by Dr. Alena Trckova-Flamee, Ph.D.
Without doubt birds, and especially doves, played an important role in Minoan belief. According to a current interpretation, doves could be seen as the embodiment (epiphany) of a divinity, a representation of a goddess in a bird form near her sacred place — in a shrine or on a tree. This idea is supported in literature: according to Homer, the goddess was able to take on the shape of a bird.
From the Early Minoan period on, libation vases and amulets or models in bird form existed in Crete and these were used for ritual purposes. We can observe the shape of a bird even among the signs on the famous Phaistos Disc. Clay models of birds and their images on ritual vessels are also among the regular furnishings of shrines like those at Knossos, Gournia, or Karphi. The type of these birds have long been a subject of discussions between scholars, but usually they are considered to represent doves.
From the Old Palace of Knossos, a model of the so-called "Dove Shrine Deposit" shows three pillars with capitals and beams, on which three doves sit. Two doves are incised in a stone vessel used as an offering table at Phaistos, and some doves are pictured sitting on the double axes at a sacrifice scene on the sarcophagus from Hagia Triada. Finally, doves with the other sacred symbols surround the clay figurines with upraised hands and cylinder-shaped bodies from the Late Minoan civic and rural shrines from Gortyn, Gournia, Knossos and Karphi. Some of these figurines, with birds sitting on their heads or perching near their bodies, are viewed as the representation of the Dove Goddess.
The doves are interpreted as an emblem of a celestial goddess and are a symbol of her heavenly power, contradictory to a snake, which has been regarded as an underworld aspect of the goddess and a symbol of her earthly power. But mainly in the Late Minoan period, the sacerdotal symbols are mixed, which is proved by the ritual objects and figurines discovered from the shrines. The models of birds were found at the same locations together with the snake tubes. One of the figurines from the shrine at Gortyn is represented with a bird flying close to her cheek, while she is holding the snakes in her hands.

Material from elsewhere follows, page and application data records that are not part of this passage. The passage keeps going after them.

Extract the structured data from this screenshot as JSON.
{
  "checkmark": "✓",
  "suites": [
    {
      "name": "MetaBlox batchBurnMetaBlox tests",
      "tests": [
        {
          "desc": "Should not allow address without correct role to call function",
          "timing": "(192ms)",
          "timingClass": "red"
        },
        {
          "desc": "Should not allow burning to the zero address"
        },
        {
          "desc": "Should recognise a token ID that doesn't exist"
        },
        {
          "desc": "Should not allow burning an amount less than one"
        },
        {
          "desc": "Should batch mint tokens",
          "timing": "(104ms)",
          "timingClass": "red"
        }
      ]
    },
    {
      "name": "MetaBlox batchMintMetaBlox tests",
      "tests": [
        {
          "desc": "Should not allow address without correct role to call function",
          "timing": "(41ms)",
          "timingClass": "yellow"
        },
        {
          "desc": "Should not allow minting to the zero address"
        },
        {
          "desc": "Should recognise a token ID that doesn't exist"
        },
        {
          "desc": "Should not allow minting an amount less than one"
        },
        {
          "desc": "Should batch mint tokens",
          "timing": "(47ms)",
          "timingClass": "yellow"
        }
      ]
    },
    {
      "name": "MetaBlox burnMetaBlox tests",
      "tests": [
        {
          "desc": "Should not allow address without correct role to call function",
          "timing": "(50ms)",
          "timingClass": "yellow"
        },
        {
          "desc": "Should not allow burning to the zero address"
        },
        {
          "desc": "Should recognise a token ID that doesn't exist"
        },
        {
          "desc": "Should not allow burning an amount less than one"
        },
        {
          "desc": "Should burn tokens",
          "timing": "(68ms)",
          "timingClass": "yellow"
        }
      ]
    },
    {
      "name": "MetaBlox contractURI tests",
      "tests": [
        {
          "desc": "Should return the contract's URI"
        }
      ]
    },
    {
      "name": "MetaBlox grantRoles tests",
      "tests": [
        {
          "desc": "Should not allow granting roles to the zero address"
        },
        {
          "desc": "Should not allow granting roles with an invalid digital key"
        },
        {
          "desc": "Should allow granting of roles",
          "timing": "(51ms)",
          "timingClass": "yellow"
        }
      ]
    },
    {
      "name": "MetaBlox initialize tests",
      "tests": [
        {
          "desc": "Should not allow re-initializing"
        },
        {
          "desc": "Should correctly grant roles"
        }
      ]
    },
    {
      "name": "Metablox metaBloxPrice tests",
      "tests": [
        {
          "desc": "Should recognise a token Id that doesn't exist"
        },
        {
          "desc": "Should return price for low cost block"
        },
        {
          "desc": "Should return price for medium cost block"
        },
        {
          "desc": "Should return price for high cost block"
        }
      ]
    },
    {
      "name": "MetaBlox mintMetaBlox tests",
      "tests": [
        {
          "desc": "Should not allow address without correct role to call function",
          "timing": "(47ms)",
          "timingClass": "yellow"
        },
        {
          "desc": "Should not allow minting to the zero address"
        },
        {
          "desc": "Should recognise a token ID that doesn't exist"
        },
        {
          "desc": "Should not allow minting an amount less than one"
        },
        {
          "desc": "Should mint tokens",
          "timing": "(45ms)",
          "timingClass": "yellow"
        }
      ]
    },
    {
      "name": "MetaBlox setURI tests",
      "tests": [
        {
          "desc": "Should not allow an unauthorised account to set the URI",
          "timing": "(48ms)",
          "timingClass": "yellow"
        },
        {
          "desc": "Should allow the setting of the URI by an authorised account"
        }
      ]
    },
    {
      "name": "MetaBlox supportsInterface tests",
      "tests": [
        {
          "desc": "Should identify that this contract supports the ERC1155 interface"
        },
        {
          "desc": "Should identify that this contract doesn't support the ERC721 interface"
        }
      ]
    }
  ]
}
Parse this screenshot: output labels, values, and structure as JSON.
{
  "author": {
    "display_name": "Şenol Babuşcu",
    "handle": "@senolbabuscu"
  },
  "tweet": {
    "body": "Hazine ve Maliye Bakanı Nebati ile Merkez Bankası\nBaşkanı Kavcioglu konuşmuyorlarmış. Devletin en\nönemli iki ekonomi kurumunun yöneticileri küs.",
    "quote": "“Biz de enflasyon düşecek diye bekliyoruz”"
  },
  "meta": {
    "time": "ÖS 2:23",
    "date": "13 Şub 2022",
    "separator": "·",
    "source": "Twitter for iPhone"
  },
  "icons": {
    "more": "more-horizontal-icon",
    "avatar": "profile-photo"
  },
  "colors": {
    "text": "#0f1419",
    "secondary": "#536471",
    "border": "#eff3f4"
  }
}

Unfortunately, we cannot identify the so-called Minoan Dove Goddess from Crete explicitly as a celestial goddess, having not enough material to support this idea. But it is sure that the Dove Goddess was linked to the Snake Goddess and Poppy Goddess, who are connected with the household role in Crete. All of these divinities were worshiped in the Late Minoan civic and rural shrines, where the traditional Minoan religious cults were kept alive.
It is not clear if the dove was only a symbol of a divinity or an attribute of a certain goddess in Pre-Hellenic mythology. As well, we have no evidence if in the Minoan religion only one universal goddess was worshiped with various aspects, or if many goddesses shared a spiritual realm and governed over the sacred world of these people. The symbol of the dove spread from Crete to the mainland of Greece and to Cyprus and to other Aegean places.
In Mycenaean iconography doves appear as early as the second half of the sixteenth century BCE. But the unique golden ornaments of a naked goddess and a tripartite shrine, surrounded by the doves from Mycenae, are interpreted as foreign imports. Bird pictures appear in Mycenaean iconography more frequently from the end of fourteenth century BCE, and became a common decoration in the twelfth century BCE. This motif is interpreted mostly as the symbol of epiphany of a goddess, similar to Crete. But we have no proof that in Mycenaean mythology the same believe existed as in Crete, nor can we attribute a dove to a Mycenaean goddess. Also it has to be mentioned that many different kinds of birds are represented in Mycenaean memories, in which specially water animals have a priority.
Concluding, we can point out that the dove is connected with sacred places and was used as an offering. Furthermore, we can suppose that all of these cultures — the Minoan, the Mycenaean, and the Oriental — played a role, when a dove entered Greek and Roman mythology as one of the attributes of the goddess of Love, Aphrodite/Venus.
- Alexiou, S. n.d. Minoan civilization. Heraclion.
- Burkert, W. (1994). Greek Religion. Cambridge, Massachusetts.
- Castleden, R. (1994). Minoans. London, New York.
- Davaras, C. (1976). Guide to Cretan Antiquities. Athens.
- Demakopoulou, K. (1988). Das Mykenische Hellas Heimat der Helden Homers. Athens, Berlin.
- Sakellarakis, J.A. (1993). Herakleion Museum. Athens.